Margo B. Minissian, PhD, ACNP: Yes. I’ve been working in a women’s heart center for 16 years, that’s where my clinical practice is, and we see a lot of statin-associated myalgias in our clinical practice. Many of the patients that I see probably wouldn’t have met the criteria for the randomized clinical control trial when the statin drugs were initially going through and as we all know women in particular tend to have much higher rates of adverse effects to medications. They also tend to be significantly less enrolled into these large clinical trials. These statin-associated myalgias are related mostly to drug-drug interactions and we have similar medications using the same CYP [cytochrome P450 enzymes; CYP3A4] pathway. For example, I was in Los Angeles, so we don’t talk about weather because our weather is always beautiful, but we definitely talk about traffic. I like to describe CYP pathways as freeway systems into your body. CYP3A4 pathway is sort of Los Angeles’s 101 or the 405 freeway. It’s a very large CYP pathway that many drugs and foods utilize to enter our body. Conversely, there are certain statins that may use this freeway to get into your body. And most other cardiac drugs, from Coumadin [warfarin] to calcium channel blockers and others, all use this CYP3A4 pathway. If I see someone that is on a lot of cardiac pills, oftentimes I will choose a statin that will take a side street, if you will. They may use a different…like the CYP450 [cytochrome P450], which is what rosuvastatin [Crestor] takes. It’s a different side street. And I can oftentimes avoid drug interactions that can lead to this muscle-associated adverse effects. That’s 1 good trick. We had a recent trial from the American Heart Association in 2019 that validated the whole nocebo effect. The fact that oftentimes it’s what’s in a pill, such as the dyes and the fillers and the other things, just any pill that you put into your mouth tends to have more adverse effects even if it’s the placebo, that has adverse effects than 1 that’s an injectable, for example, that avoids that first pass of metabolism. And oftentimes our patients are feeling muscle aches. We need to listen to them first and foremost, validating that you hear someone when describing a adverse effect will move mountains for you when you’re trying to get them on the right type of medication. And that’s what I would recommend–is taking a deeper look at those pills. And then utilize a lipid specialist. If you have a patient with diabetes who is at high risk and you’re having a hard time getting them on a statin, have somebody that you can refer to that’s got a lipid clinic, like myself and there are thousands and thousands of very interested, from primary care providers, endocrinologists, nurse practitioners alike that can help you with your patients.

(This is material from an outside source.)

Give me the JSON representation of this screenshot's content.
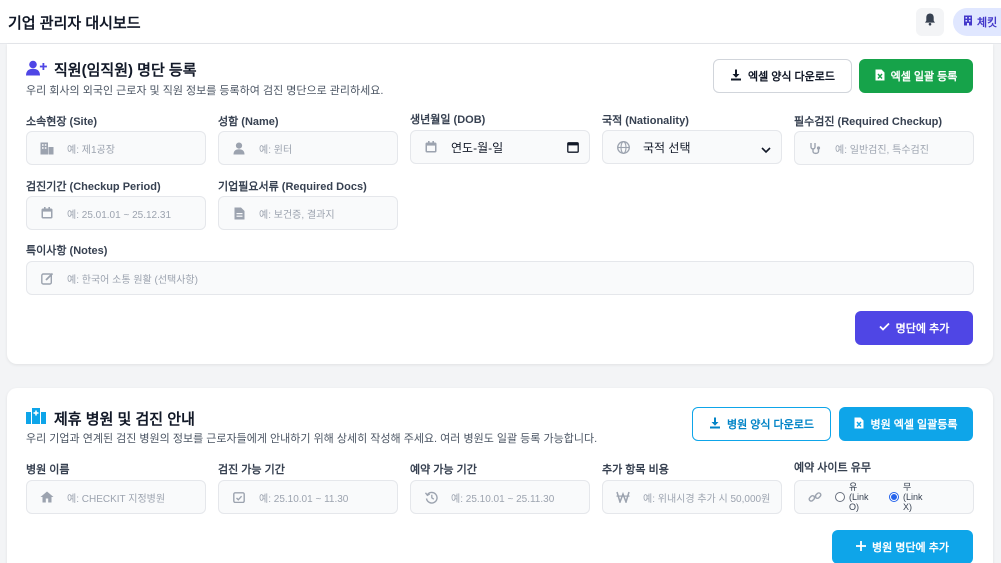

Davida Kruger, NP: Your comment about rosuvastatin is interesting because we always say that that’s the 1 that has the least myalgia, but it’s because of the pathway it takes. That’s magnificent. Thank you for sharing.

Margo B. Minissian, PhD, ACNP: It’s very interesting. Yes, it also is a water-soluble drug as well. It’s likely also is playing into whether it’s hydrophilic or lipophilic. There are 7 different statins. They behave very differently, which is great. Unlike hypertension, where 1, they all behave very similarly. And if you’re having [an] adverse effect to 1, you can’t really do the other. Statins aren’t like that. I go through 5, if not 6 before I actually label somebody’s statin intolerant. You can also alternate day dosing. Rosuvastatin statin has a 30-hour half-life. You can utilize that drug on a Monday/Thursday dosing.

Davida Kruger, NP: I want to thank our audience for watching HCPLive® Peers and Perspectives. If you enjoyed the content, please subscribe for our new e-newsletter to receive upcoming Peers and Perspectives and other great content right in your inbox. I receive it and I really love it when I see it in there. Take some time to enjoy it. Thank you again for joining us.

Transcript edited for clarity.